The other theme that might cause many audience members to cause a fuss is that the film doesn’t make any pretense about America being rather villainous, at least in relation to the other parties in the film. “We’re the only monsters left out here,” Colonel Holt growls at his men at one point in the film, after several atrocities were committed. It’s rather on the nose, as is the way the American soldiers look: dirtier and more pathetic than anyone else in the film.
Even though Americans are the baddies in this film, Geoghegan and co-writer Grady Hendrix elected to muddy the waters. Remember, it was Calvin who opened the floodgates with his own personal attack. Whether or not the Americans would’ve attacked the Mohawk is, in this instance, a moot point. First blood was drawn by one of our “heroes”, so how do we root for people who elected to kill? Such conflict makes for a richer, and more interesting film. Even more fascinating is that the Americans are the ones given the majority of character development, instead of Oak, Joshua, and Calvin. Such a choice only encourages the idea that there’s no easy answer to the greater topics at hand.

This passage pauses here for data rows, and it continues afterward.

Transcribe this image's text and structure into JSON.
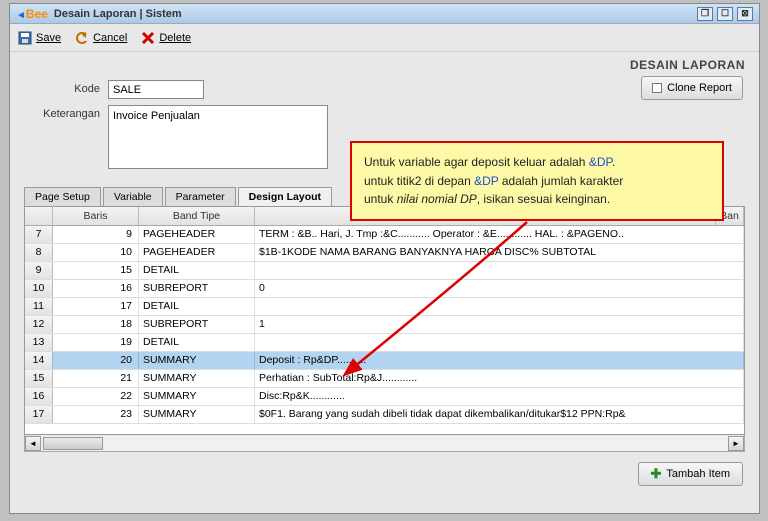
{
  "title": "Desain Laporan | Sistem",
  "logo": "Bee",
  "toolbar": {
    "save": "Save",
    "cancel": "Cancel",
    "delete": "Delete"
  },
  "headerLabel": "DESAIN LAPORAN",
  "labels": {
    "kode": "Kode",
    "keterangan": "Keterangan"
  },
  "kodeValue": "SALE",
  "keteranganValue": "Invoice Penjualan",
  "cloneBtn": "Clone Report",
  "tabs": {
    "pageSetup": "Page Setup",
    "variable": "Variable",
    "parameter": "Parameter",
    "designLayout": "Design Layout"
  },
  "columns": {
    "baris": "Baris",
    "bandTipe": "Band Tipe",
    "ban": "Ban"
  },
  "rows": [
    {
      "n": "7",
      "baris": "9",
      "tipe": "PAGEHEADER",
      "content": "TERM  : &B.. Hari, J. Tmp :&C...........        Operator : &E............   HAL. : &PAGENO.."
    },
    {
      "n": "8",
      "baris": "10",
      "tipe": "PAGEHEADER",
      "content": "$1B-1KODE        NAMA BARANG                   BANYAKNYA     HARGA    DISC%   SUBTOTAL"
    },
    {
      "n": "9",
      "baris": "15",
      "tipe": "DETAIL",
      "content": ""
    },
    {
      "n": "10",
      "baris": "16",
      "tipe": "SUBREPORT",
      "content": "0"
    },
    {
      "n": "11",
      "baris": "17",
      "tipe": "DETAIL",
      "content": ""
    },
    {
      "n": "12",
      "baris": "18",
      "tipe": "SUBREPORT",
      "content": "1"
    },
    {
      "n": "13",
      "baris": "19",
      "tipe": "DETAIL",
      "content": ""
    },
    {
      "n": "14",
      "baris": "20",
      "tipe": "SUMMARY",
      "content": "Deposit : Rp&DP..........",
      "selected": true
    },
    {
      "n": "15",
      "baris": "21",
      "tipe": "SUMMARY",
      "content": "Perhatian :                                           SubTotal:Rp&J............"
    },
    {
      "n": "16",
      "baris": "22",
      "tipe": "SUMMARY",
      "content": "                                                         Disc:Rp&K............"
    },
    {
      "n": "17",
      "baris": "23",
      "tipe": "SUMMARY",
      "content": "$0F1. Barang yang sudah dibeli tidak dapat dikembalikan/ditukar$12                  PPN:Rp&"
    }
  ],
  "addBtn": "Tambah Item",
  "callout": {
    "l1a": "Untuk variable agar deposit keluar adalah ",
    "l1b": "&DP",
    "l1c": ".",
    "l2a": "untuk titik2 di depan ",
    "l2b": "&DP",
    "l2c": " adalah jumlah karakter",
    "l3a": "untuk ",
    "l3b": "nilai nomial DP",
    "l3c": ", isikan sesuai keinginan."
  }
}
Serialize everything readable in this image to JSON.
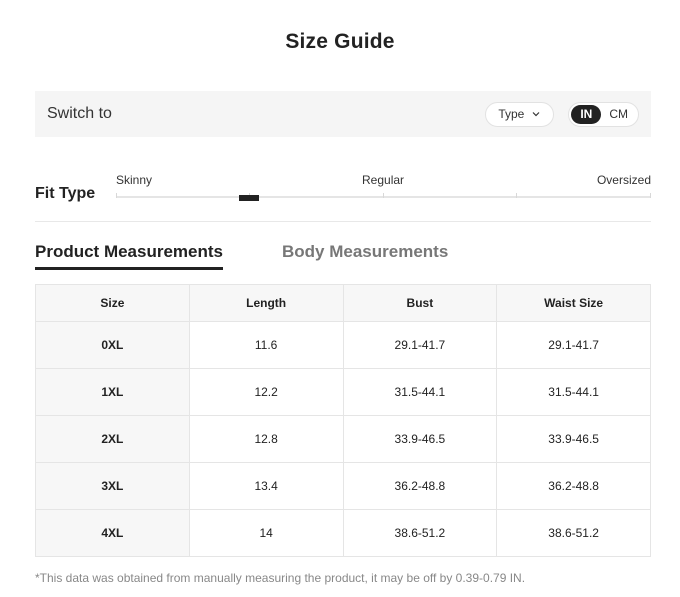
{
  "title": "Size Guide",
  "switch_bar": {
    "label": "Switch to",
    "type_select": "Type",
    "units": [
      {
        "label": "IN",
        "active": true
      },
      {
        "label": "CM",
        "active": false
      }
    ]
  },
  "fit": {
    "label": "Fit Type",
    "scale": [
      "Skinny",
      "Regular",
      "Oversized"
    ],
    "level": 0.25
  },
  "tabs": [
    {
      "label": "Product Measurements",
      "active": true
    },
    {
      "label": "Body Measurements",
      "active": false
    }
  ],
  "table": {
    "headers": [
      "Size",
      "Length",
      "Bust",
      "Waist Size"
    ],
    "rows": [
      [
        "0XL",
        "11.6",
        "29.1-41.7",
        "29.1-41.7"
      ],
      [
        "1XL",
        "12.2",
        "31.5-44.1",
        "31.5-44.1"
      ],
      [
        "2XL",
        "12.8",
        "33.9-46.5",
        "33.9-46.5"
      ],
      [
        "3XL",
        "13.4",
        "36.2-48.8",
        "36.2-48.8"
      ],
      [
        "4XL",
        "14",
        "38.6-51.2",
        "38.6-51.2"
      ]
    ]
  },
  "note": "*This data was obtained from manually measuring the product, it may be off by 0.39-0.79 IN.",
  "icons": {
    "type_select": "chevron-down-icon"
  }
}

I don’t want to make it seem like I didn’t like Mohawk because I genuinely enjoyed a great deal of it. The performances were fantastic across the board, especially Horn in the role of Oak, who conveys strength, grief, pain, and determination with seemingly effortless ease. Also, the costumes, props, and makeup were clearly given a great deal of attention and careful thought to ensure accuracy was maintained. And for those who are hoping that Geoghegan will pull a We Are Still Here and grace us with more intense gore, you shan’t be disappointed.
Additionally, I want to highlight composer Wojciech Golczewski and his score, which begins with an almost bombastic symphonic piece. From there, the music transitions into a more synth-based score that works surprisingly well, considering the period setting of the film.
At the end of the day, the most frustrating part of Mohawk is the incredible amount of potential that it holds. These kinds of stories need to be told, not only because they ensure that we do not forget our past but also for our need to recognize the complicated nature of history. Heroes and villains are rarely cut-and-dry and Mohawk doesn’t shy away from that. Alas, issues with pacing, cinematography, and editing cannot be ignored and sadly detract from the overall experience.